SEATTLE -- The first in a series of lunar eclipses occurred late Monday night and into the early morning hours of Tuesday.
A lunar eclipse happens with the sun, the earth and the moon line up just right for the Earth to block out sunlight illuminating the moon. It's also called a "blood moon," due to the reddish tint the moon takes on during the eclipse.
Monday's eclipse begins at 9:55 p.m., peaks at 12:46 a.m. Tuesday and ends at 3:36 a.m.
Unfortunately, Q13 FOX meteorologist Tim Joyce says that more clouds moving in Monday evening could make it difficult to see the lunar eclipse.
But if the clouds do cooperate, lunar eclipses may be viewed with the naked eye, unlike solar eclipses.

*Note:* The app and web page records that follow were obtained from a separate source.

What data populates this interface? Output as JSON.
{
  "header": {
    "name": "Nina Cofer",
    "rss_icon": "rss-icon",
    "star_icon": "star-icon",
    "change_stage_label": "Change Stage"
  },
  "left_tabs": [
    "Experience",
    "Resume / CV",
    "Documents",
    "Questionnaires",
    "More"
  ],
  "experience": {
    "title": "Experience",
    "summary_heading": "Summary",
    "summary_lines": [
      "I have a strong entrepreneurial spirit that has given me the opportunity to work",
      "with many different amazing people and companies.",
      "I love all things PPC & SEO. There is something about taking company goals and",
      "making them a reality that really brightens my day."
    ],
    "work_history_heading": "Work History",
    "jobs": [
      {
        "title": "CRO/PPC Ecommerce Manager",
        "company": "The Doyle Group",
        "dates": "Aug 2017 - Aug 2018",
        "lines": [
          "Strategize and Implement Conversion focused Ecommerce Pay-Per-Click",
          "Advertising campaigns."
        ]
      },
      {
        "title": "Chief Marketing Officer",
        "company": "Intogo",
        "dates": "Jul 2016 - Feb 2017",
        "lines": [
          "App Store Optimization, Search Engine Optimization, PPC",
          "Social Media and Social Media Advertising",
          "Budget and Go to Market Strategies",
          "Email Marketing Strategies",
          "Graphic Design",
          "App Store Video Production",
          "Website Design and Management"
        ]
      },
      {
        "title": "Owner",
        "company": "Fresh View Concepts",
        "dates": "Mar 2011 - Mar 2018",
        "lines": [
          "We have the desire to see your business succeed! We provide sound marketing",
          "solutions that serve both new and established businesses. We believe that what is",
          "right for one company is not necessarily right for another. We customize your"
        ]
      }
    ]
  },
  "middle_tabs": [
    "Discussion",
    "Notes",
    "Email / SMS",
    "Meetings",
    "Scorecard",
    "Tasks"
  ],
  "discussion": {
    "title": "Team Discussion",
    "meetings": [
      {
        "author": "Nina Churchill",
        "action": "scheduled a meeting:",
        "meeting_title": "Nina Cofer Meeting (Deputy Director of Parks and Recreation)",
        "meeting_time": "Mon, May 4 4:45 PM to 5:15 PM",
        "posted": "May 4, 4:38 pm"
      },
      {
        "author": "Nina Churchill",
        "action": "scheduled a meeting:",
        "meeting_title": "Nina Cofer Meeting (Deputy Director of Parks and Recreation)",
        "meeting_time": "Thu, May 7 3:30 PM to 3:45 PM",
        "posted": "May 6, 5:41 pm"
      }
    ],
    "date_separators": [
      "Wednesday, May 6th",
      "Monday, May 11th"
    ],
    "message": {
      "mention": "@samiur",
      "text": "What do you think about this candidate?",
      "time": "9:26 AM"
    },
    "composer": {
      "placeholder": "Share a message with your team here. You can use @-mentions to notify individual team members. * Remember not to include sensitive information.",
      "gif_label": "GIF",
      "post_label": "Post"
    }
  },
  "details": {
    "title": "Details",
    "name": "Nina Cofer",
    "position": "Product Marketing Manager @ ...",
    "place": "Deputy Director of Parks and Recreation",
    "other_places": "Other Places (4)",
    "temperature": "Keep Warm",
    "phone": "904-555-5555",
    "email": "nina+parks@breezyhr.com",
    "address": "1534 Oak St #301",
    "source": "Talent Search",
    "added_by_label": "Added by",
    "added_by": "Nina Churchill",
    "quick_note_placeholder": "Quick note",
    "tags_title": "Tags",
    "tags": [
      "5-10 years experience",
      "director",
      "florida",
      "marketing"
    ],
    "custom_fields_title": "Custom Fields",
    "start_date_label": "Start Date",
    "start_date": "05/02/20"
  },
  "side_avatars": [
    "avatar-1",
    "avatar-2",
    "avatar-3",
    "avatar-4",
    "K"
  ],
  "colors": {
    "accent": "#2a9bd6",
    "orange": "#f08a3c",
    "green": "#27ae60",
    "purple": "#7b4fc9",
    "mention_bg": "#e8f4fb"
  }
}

If you were able to see it and get a photo, please send it to us at firstname.lastname@example.org
A file photo of a blood moon. (Getty Images)